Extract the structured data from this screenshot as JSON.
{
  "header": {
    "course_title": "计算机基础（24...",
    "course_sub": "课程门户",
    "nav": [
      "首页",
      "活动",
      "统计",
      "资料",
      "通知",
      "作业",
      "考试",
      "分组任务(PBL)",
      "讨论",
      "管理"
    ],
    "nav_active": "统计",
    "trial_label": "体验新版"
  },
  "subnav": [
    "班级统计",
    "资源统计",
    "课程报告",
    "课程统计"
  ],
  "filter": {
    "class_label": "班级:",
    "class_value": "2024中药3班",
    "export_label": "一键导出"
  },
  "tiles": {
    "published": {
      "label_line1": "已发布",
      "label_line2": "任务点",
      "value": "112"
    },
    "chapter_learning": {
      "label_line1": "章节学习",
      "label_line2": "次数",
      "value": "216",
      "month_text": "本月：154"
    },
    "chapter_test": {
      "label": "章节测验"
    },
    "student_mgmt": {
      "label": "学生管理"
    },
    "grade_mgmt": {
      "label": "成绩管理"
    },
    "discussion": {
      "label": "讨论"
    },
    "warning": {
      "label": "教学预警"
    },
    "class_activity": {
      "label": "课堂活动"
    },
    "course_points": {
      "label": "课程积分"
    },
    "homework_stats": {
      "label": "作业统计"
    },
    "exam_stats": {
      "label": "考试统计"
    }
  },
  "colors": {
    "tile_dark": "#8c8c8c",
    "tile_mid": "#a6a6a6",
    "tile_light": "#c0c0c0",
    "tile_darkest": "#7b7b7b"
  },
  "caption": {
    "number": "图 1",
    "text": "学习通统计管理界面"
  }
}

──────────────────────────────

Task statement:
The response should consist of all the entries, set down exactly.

Result:
Extract the structured data from this screenshot as JSON.
{
  "header": {
    "course_title": "计算机基础（24...",
    "course_sub": "课程门户",
    "nav": [
      "首页",
      "活动",
      "统计",
      "资料",
      "通知",
      "作业",
      "考试",
      "分组任务(PBL)",
      "讨论",
      "管理"
    ],
    "nav_active": "统计",
    "trial_label": "体验新版"
  },
  "subnav": [
    "班级统计",
    "资源统计",
    "课程报告",
    "课程统计"
  ],
  "filter": {
    "class_label": "班级:",
    "class_value": "2024中药3班",
    "export_label": "一键导出"
  },
  "tiles": {
    "published": {
      "label_line1": "已发布",
      "label_line2": "任务点",
      "value": "112"
    },
    "chapter_learning": {
      "label_line1": "章节学习",
      "label_line2": "次数",
      "value": "216",
      "month_text": "本月：154"
    },
    "chapter_test": {
      "label": "章节测验"
    },
    "student_mgmt": {
      "label": "学生管理"
    },
    "grade_mgmt": {
      "label": "成绩管理"
    },
    "discussion": {
      "label": "讨论"
    },
    "warning": {
      "label": "教学预警"
    },
    "class_activity": {
      "label": "课堂活动"
    },
    "course_points": {
      "label": "课程积分"
    },
    "homework_stats": {
      "label": "作业统计"
    },
    "exam_stats": {
      "label": "考试统计"
    }
  },
  "colors": {
    "tile_dark": "#8c8c8c",
    "tile_mid": "#a6a6a6",
    "tile_light": "#c0c0c0",
    "tile_darkest": "#7b7b7b"
  },
  "caption": {
    "number": "图 1",
    "text": "学习通统计管理界面"
  }
}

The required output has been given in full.